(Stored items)

──────────

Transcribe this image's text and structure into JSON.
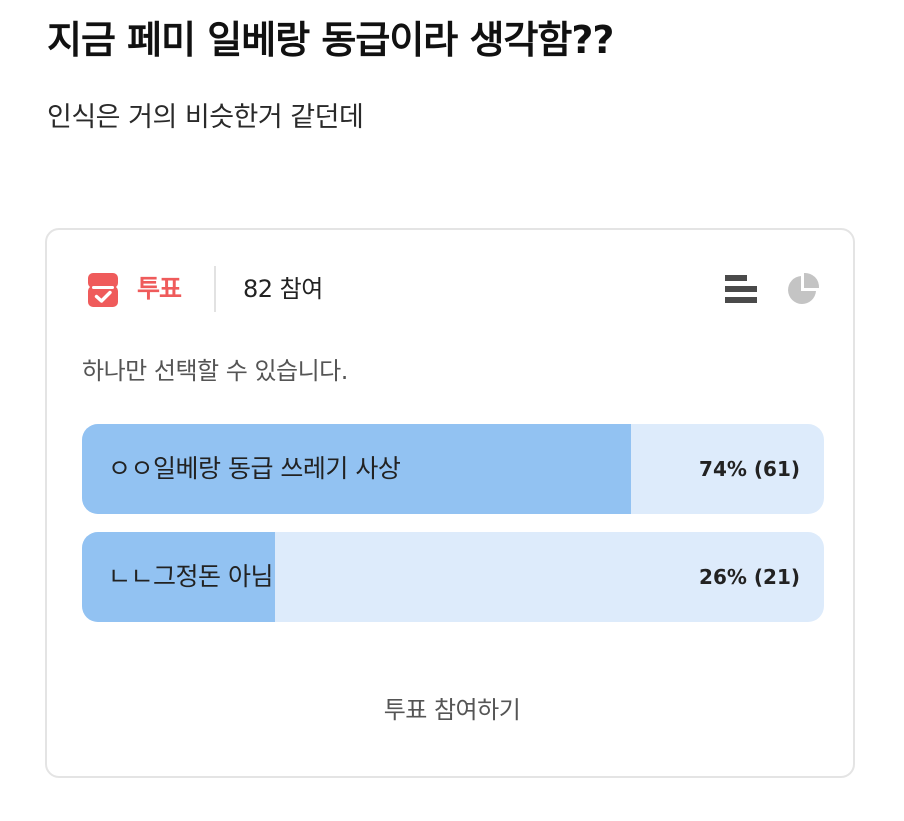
{
  "post": {
    "title": "지금 페미 일베랑 동급이라 생각함??",
    "body": "인식은 거의 비슷한거 같던데"
  },
  "poll": {
    "label": "투표",
    "participants": "82 참여",
    "instruction": "하나만 선택할 수 있습니다.",
    "options": [
      {
        "label": "ㅇㅇ일베랑 동급 쓰레기 사상",
        "result": "74% (61)",
        "percent": 74,
        "votes": 61
      },
      {
        "label": "ㄴㄴ그정돈 아님",
        "result": "26% (21)",
        "percent": 26,
        "votes": 21
      }
    ],
    "vote_button": "투표 참여하기",
    "colors": {
      "accent": "#ef5b5b",
      "bar_fill": "#92c2f2",
      "bar_track": "#ddebfb",
      "icon_gray": "#4a4a4a",
      "pie_gray": "#c4c4c4"
    },
    "icons": {
      "vote": "ballot-box-icon",
      "bar_view": "bar-chart-icon",
      "pie_view": "pie-chart-icon"
    }
  }
}
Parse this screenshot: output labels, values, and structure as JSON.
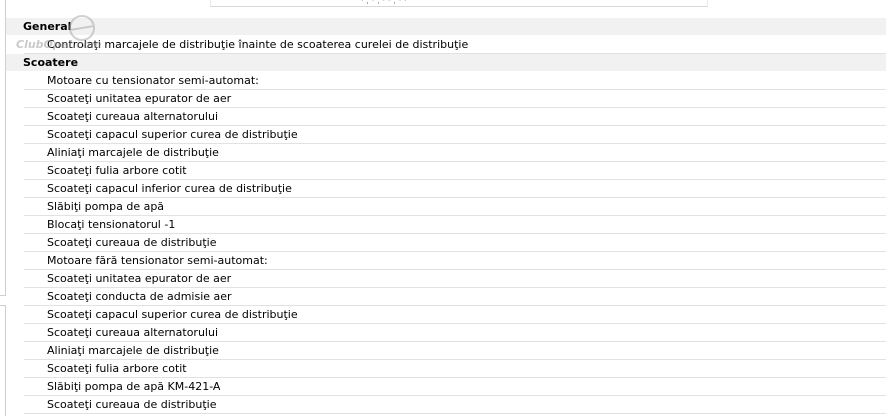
{
  "sections": [
    {
      "title": "General",
      "items": [
        "Controlaţi marcajele de distribuţie înainte de scoaterea curelei de distribuţie"
      ]
    },
    {
      "title": "Scoatere",
      "items": [
        "Motoare cu tensionator semi-automat:",
        "Scoateţi unitatea epurator de aer",
        "Scoateţi cureaua alternatorului",
        "Scoateţi capacul superior curea de distribuţie",
        "Aliniaţi marcajele de distribuţie",
        "Scoateţi fulia arbore cotit",
        "Scoateţi capacul inferior curea de distribuţie",
        "Slăbiţi pompa de apă",
        "Blocaţi tensionatorul -1",
        "Scoateţi cureaua de distribuţie",
        "Motoare fără tensionator semi-automat:",
        "Scoateţi unitatea epurator de aer",
        "Scoateţi conducta de admisie aer",
        "Scoateţi capacul superior curea de distribuţie",
        "Scoateţi cureaua alternatorului",
        "Aliniaţi marcajele de distribuţie",
        "Scoateţi fulia arbore cotit",
        "Slăbiţi pompa de apă KM-421-A",
        "Scoateţi cureaua de distribuţie"
      ]
    }
  ],
  "watermark": {
    "text": "ClubOpel.com"
  },
  "colors": {
    "header_bg": "#f1f1f1",
    "row_divider": "#e2e2e2",
    "text": "#000000"
  }
}
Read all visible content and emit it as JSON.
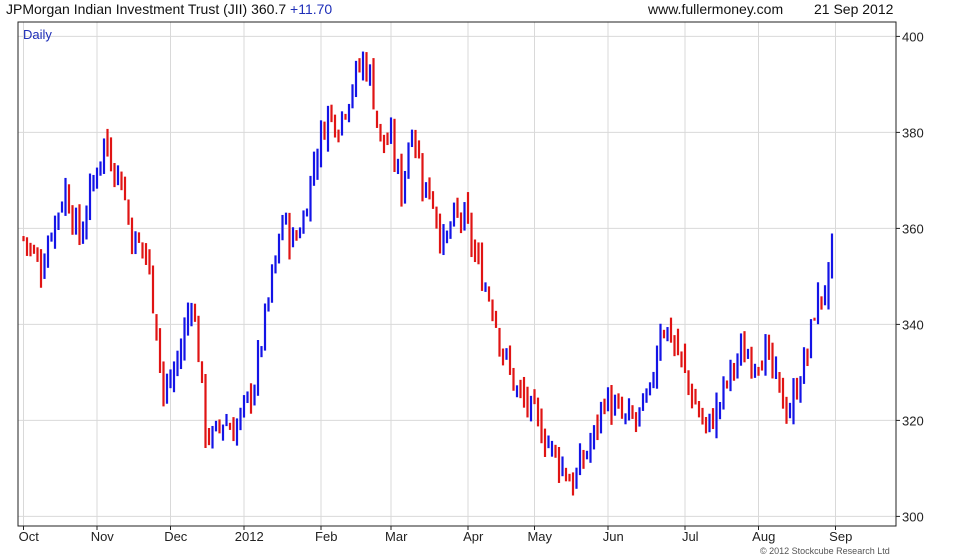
{
  "header": {
    "title": "JPMorgan Indian Investment Trust (JII) 360.7",
    "change": "+11.70",
    "source": "www.fullermoney.com",
    "date": "21 Sep 2012"
  },
  "footer": {
    "copyright": "© 2012 Stockcube Research Ltd"
  },
  "colors": {
    "up": "#1414e6",
    "down": "#e01414",
    "grid": "#d9d9d9",
    "label": "#1f2fb8"
  },
  "chart_data": {
    "type": "bar",
    "period_label": "Daily",
    "ylim": [
      298,
      403
    ],
    "yticks": [
      300,
      320,
      340,
      360,
      380,
      400
    ],
    "month_labels": [
      {
        "label": "Oct",
        "index": 1.5
      },
      {
        "label": "Nov",
        "index": 22.5
      },
      {
        "label": "Dec",
        "index": 43.5
      },
      {
        "label": "2012",
        "index": 64.5
      },
      {
        "label": "Feb",
        "index": 86.5
      },
      {
        "label": "Mar",
        "index": 106.5
      },
      {
        "label": "Apr",
        "index": 128.5
      },
      {
        "label": "May",
        "index": 147.5
      },
      {
        "label": "Jun",
        "index": 168.5
      },
      {
        "label": "Jul",
        "index": 190.5
      },
      {
        "label": "Aug",
        "index": 211.5
      },
      {
        "label": "Sep",
        "index": 233.5
      }
    ],
    "trend": [
      [
        0,
        358
      ],
      [
        5,
        352
      ],
      [
        8,
        360
      ],
      [
        12,
        368
      ],
      [
        16,
        358
      ],
      [
        20,
        370
      ],
      [
        23,
        378
      ],
      [
        28,
        370
      ],
      [
        31,
        358
      ],
      [
        35,
        355
      ],
      [
        38,
        340
      ],
      [
        40,
        325
      ],
      [
        42,
        328
      ],
      [
        45,
        335
      ],
      [
        48,
        346
      ],
      [
        50,
        334
      ],
      [
        52,
        318
      ],
      [
        54,
        316
      ],
      [
        57,
        320
      ],
      [
        60,
        318
      ],
      [
        63,
        322
      ],
      [
        66,
        328
      ],
      [
        70,
        345
      ],
      [
        74,
        362
      ],
      [
        77,
        357
      ],
      [
        80,
        362
      ],
      [
        83,
        374
      ],
      [
        87,
        384
      ],
      [
        90,
        382
      ],
      [
        94,
        390
      ],
      [
        97,
        395
      ],
      [
        99,
        392
      ],
      [
        102,
        378
      ],
      [
        105,
        378
      ],
      [
        108,
        368
      ],
      [
        111,
        382
      ],
      [
        114,
        370
      ],
      [
        117,
        366
      ],
      [
        120,
        356
      ],
      [
        123,
        362
      ],
      [
        126,
        362
      ],
      [
        130,
        352
      ],
      [
        134,
        344
      ],
      [
        137,
        334
      ],
      [
        141,
        326
      ],
      [
        145,
        322
      ],
      [
        148,
        318
      ],
      [
        151,
        314
      ],
      [
        155,
        309
      ],
      [
        157,
        307
      ],
      [
        160,
        312
      ],
      [
        163,
        317
      ],
      [
        166,
        325
      ],
      [
        169,
        322
      ],
      [
        172,
        320
      ],
      [
        175,
        320
      ],
      [
        179,
        325
      ],
      [
        182,
        340
      ],
      [
        185,
        338
      ],
      [
        188,
        332
      ],
      [
        191,
        325
      ],
      [
        195,
        318
      ],
      [
        198,
        322
      ],
      [
        202,
        330
      ],
      [
        205,
        334
      ],
      [
        209,
        333
      ],
      [
        212,
        334
      ],
      [
        214,
        330
      ],
      [
        217,
        324
      ],
      [
        219,
        322
      ],
      [
        222,
        330
      ],
      [
        224,
        334
      ],
      [
        226,
        343
      ],
      [
        228,
        346
      ],
      [
        230,
        349
      ],
      [
        231,
        356
      ]
    ]
  }
}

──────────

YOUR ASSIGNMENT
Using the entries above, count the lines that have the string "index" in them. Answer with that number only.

REPLY
12